Output all entries verbatim.
(Beginning of LISTED ENTRIES)
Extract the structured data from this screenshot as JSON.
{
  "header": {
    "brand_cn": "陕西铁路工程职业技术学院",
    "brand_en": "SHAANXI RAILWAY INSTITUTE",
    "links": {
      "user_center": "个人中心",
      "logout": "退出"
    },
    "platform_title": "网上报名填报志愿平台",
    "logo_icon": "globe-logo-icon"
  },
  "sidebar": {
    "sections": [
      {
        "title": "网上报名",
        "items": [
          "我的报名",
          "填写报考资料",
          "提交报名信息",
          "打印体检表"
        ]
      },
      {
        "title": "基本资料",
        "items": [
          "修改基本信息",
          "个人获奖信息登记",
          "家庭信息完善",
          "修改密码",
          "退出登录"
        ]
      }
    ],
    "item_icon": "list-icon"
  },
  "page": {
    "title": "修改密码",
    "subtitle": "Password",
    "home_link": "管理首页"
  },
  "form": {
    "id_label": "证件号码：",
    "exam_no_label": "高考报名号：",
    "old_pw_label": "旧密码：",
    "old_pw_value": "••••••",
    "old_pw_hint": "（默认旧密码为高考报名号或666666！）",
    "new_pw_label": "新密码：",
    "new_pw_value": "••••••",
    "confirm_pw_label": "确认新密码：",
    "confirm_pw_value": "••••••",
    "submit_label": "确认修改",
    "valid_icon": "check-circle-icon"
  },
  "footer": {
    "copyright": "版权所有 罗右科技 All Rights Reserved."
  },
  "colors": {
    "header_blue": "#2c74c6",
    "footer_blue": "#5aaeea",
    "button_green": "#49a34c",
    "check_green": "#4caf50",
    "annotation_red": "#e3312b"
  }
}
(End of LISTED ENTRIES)
*EXPECTED ANSWER*.
Extract the structured data from this screenshot as JSON.
{
  "header": {
    "brand_cn": "陕西铁路工程职业技术学院",
    "brand_en": "SHAANXI RAILWAY INSTITUTE",
    "links": {
      "user_center": "个人中心",
      "logout": "退出"
    },
    "platform_title": "网上报名填报志愿平台",
    "logo_icon": "globe-logo-icon"
  },
  "sidebar": {
    "sections": [
      {
        "title": "网上报名",
        "items": [
          "我的报名",
          "填写报考资料",
          "提交报名信息",
          "打印体检表"
        ]
      },
      {
        "title": "基本资料",
        "items": [
          "修改基本信息",
          "个人获奖信息登记",
          "家庭信息完善",
          "修改密码",
          "退出登录"
        ]
      }
    ],
    "item_icon": "list-icon"
  },
  "page": {
    "title": "修改密码",
    "subtitle": "Password",
    "home_link": "管理首页"
  },
  "form": {
    "id_label": "证件号码：",
    "exam_no_label": "高考报名号：",
    "old_pw_label": "旧密码：",
    "old_pw_value": "••••••",
    "old_pw_hint": "（默认旧密码为高考报名号或666666！）",
    "new_pw_label": "新密码：",
    "new_pw_value": "••••••",
    "confirm_pw_label": "确认新密码：",
    "confirm_pw_value": "••••••",
    "submit_label": "确认修改",
    "valid_icon": "check-circle-icon"
  },
  "footer": {
    "copyright": "版权所有 罗右科技 All Rights Reserved."
  },
  "colors": {
    "header_blue": "#2c74c6",
    "footer_blue": "#5aaeea",
    "button_green": "#49a34c",
    "check_green": "#4caf50",
    "annotation_red": "#e3312b"
  }
}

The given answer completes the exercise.